Of course, until Elizabeth learns differently, the Bennets believe that Mr. Gardiner is the only person available to settle Lydia’s marriage with Wickham by paying a great deal of money for his commission, and for the discharge of his numerous debts (311). Elizabeth believes that it “must be [her] uncle’s doings” that finally convince Wickham to marry Lydia, and that the kindness of Mr. and Mrs. Gardiner “can never be requited” (312). Mr. Bennet naturally turns to his own family for help, and Mr. Gardiner, rather than Mr. Bennet himself or Mrs. Philips’ husband, is in the best position to offer it. Even after the reader learns that it is Mr. Darcy who paid for the marriage of Wickham and Lydia, it is still understandable that he goes to Mr. Gardiner to acquaint him with his decision. Mr. Gardiner, because of their interactions in Derbyshire, is really the only member of the Bennet’s extended family to whom Mr. Darcy can turn, as he “did not judge [Mr. Bennet] to be a person whom he could so properly consult as [Mr. Gardiner]” (328). He also knows that he can help anonymously, which could not happen if he were to approach Mr. Bennet.

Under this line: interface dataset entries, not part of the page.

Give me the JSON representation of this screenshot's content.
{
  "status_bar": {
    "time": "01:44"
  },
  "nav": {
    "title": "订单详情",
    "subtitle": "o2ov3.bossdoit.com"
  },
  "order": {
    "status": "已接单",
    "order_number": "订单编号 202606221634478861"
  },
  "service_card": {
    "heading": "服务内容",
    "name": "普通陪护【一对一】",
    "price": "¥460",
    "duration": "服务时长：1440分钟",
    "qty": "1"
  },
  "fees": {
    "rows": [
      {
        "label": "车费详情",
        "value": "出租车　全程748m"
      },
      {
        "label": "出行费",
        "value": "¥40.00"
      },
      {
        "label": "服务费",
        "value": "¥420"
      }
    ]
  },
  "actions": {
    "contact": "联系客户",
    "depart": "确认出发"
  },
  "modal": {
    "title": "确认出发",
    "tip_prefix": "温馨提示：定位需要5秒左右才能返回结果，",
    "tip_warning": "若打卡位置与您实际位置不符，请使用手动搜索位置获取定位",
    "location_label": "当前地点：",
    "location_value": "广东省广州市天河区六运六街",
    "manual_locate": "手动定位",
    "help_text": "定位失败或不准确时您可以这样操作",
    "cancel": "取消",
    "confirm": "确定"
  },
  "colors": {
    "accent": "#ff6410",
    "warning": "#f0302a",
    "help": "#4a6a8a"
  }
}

Not only do the marriages of Mr. Gardiner, Mrs. Bennet, and Mrs. Philips affect their own movements on the social scale, but they also must represent the possible consequences of choosing a prospective marriage partner to the younger generation. The five Miss Bennets have few marriages to observe closely other than those within their own family. Mrs. Philips, to the reader, does not seem unhappy in her marriage, but she is least like any of her nieces. Lydia, who is most like Mrs. Bennet and quite the “favorite with her mother” (82), moves just as easily along the social scale as does Mrs. Bennet, yet she moves in another direction. Whereas Mrs. Bennet marries a gentleman and gains an estate, Lydia marries Wickham, who is a gentleman in name only, and she gains nothing but a shameful reputation. Though the daughter has married differently than her mother, the transition in social standing is just as easy for Lydia as it was for Mrs. Bennet, because the entire process of ensuring her marriage was conducted by her relations. Lydia fails to see the “impropriety” of marrying so abruptly (251), and Mrs. Gardiner tells Elizabeth that, while Lydia was staying with the Gardiners, Mrs. Gardiner was “sure she did not listen” to anything Mrs. Gardiner had to say and was guided instead by her own foolish fancy (329). Elizabeth’s character and judgment, on the other hand, seem to be more of a hybrid of her father and uncle, but she ultimately judges her uncle’s marriage to be the proper model. Elizabeth notes that there is a “continual breach of conjugal obligation and decorum which…is highly reprehensible” in her own parents’ marriage (251). Also, while her own family has been the source of “mortifying, yet merited reproach” (227), Elizabeth and Darcy remain “on the most intimate terms” with the Gardiners, whom they credit as the “means of uniting them” (385). Not only are the Gardiners a model of the suitable and affectionate marriage, they inspire the same in those who attend them. Unlike Mr. Gardiner, Elizabeth significantly heightens her social standing through her marriage to Mr. Darcy. Nonetheless, she remains comparable to her uncle, because, like him, her struggle for respect and success is not easy as it is for both her mother and sister. The older generation of siblings, in choosing their respective spouses, creates a kind of mirror through which the younger generation of siblings can view their possible futures, should they choose their partners similarly.
Austen, Jane. Pride and Prejudice. 1813. Ed. Robert Irvine. Orchard Park, NY: Broadview Press Ltd., 2002.